Source data »
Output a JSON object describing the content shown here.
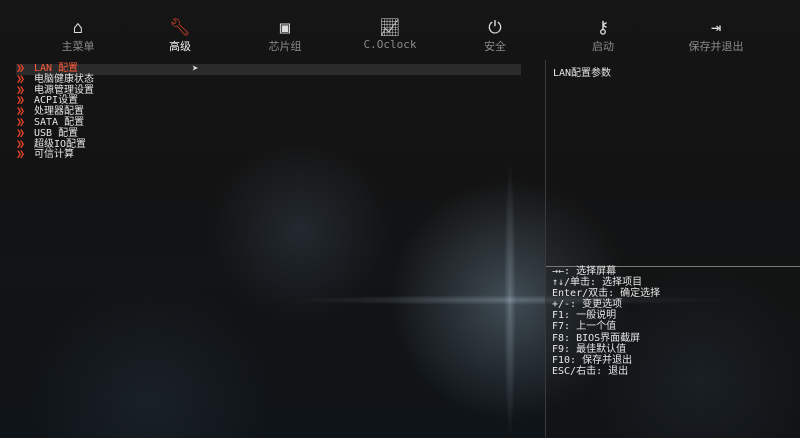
{
  "tabs": [
    {
      "label": "主菜单",
      "icon": "home-icon",
      "glyph": "⌂"
    },
    {
      "label": "高级",
      "icon": "wrench-icon",
      "glyph": "🔧︎"
    },
    {
      "label": "芯片组",
      "icon": "chip-icon",
      "glyph": "▣"
    },
    {
      "label": "C.Oclock",
      "icon": "chart-icon",
      "glyph": "📈︎"
    },
    {
      "label": "安全",
      "icon": "power-icon",
      "glyph": "⏻"
    },
    {
      "label": "启动",
      "icon": "key-icon",
      "glyph": "⚷"
    },
    {
      "label": "保存并退出",
      "icon": "exit-door-icon",
      "glyph": "⇥"
    }
  ],
  "active_tab": "高级",
  "menu": [
    "LAN 配置",
    "电脑健康状态",
    "电源管理设置",
    "ACPI设置",
    "处理器配置",
    "SATA 配置",
    "USB 配置",
    "超级IO配置",
    "可信计算"
  ],
  "description": "LAN配置参数",
  "help": [
    "→←: 选择屏幕",
    "↑↓/单击: 选择项目",
    "Enter/双击: 确定选择",
    "+/-: 变更选项",
    "F1: 一般说明",
    "F7: 上一个值",
    "F8: BIOS界面截屏",
    "F9: 最佳默认值",
    "F10: 保存并退出",
    "ESC/右击: 退出"
  ],
  "colors": {
    "accent": "#e8452a"
  }
}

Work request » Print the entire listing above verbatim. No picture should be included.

Reply »
Output a JSON object describing the content shown here.
{
  "tabs": [
    {
      "label": "主菜单",
      "icon": "home-icon",
      "glyph": "⌂"
    },
    {
      "label": "高级",
      "icon": "wrench-icon",
      "glyph": "🔧︎"
    },
    {
      "label": "芯片组",
      "icon": "chip-icon",
      "glyph": "▣"
    },
    {
      "label": "C.Oclock",
      "icon": "chart-icon",
      "glyph": "📈︎"
    },
    {
      "label": "安全",
      "icon": "power-icon",
      "glyph": "⏻"
    },
    {
      "label": "启动",
      "icon": "key-icon",
      "glyph": "⚷"
    },
    {
      "label": "保存并退出",
      "icon": "exit-door-icon",
      "glyph": "⇥"
    }
  ],
  "active_tab": "高级",
  "menu": [
    "LAN 配置",
    "电脑健康状态",
    "电源管理设置",
    "ACPI设置",
    "处理器配置",
    "SATA 配置",
    "USB 配置",
    "超级IO配置",
    "可信计算"
  ],
  "description": "LAN配置参数",
  "help": [
    "→←: 选择屏幕",
    "↑↓/单击: 选择项目",
    "Enter/双击: 确定选择",
    "+/-: 变更选项",
    "F1: 一般说明",
    "F7: 上一个值",
    "F8: BIOS界面截屏",
    "F9: 最佳默认值",
    "F10: 保存并退出",
    "ESC/右击: 退出"
  ],
  "colors": {
    "accent": "#e8452a"
  }
}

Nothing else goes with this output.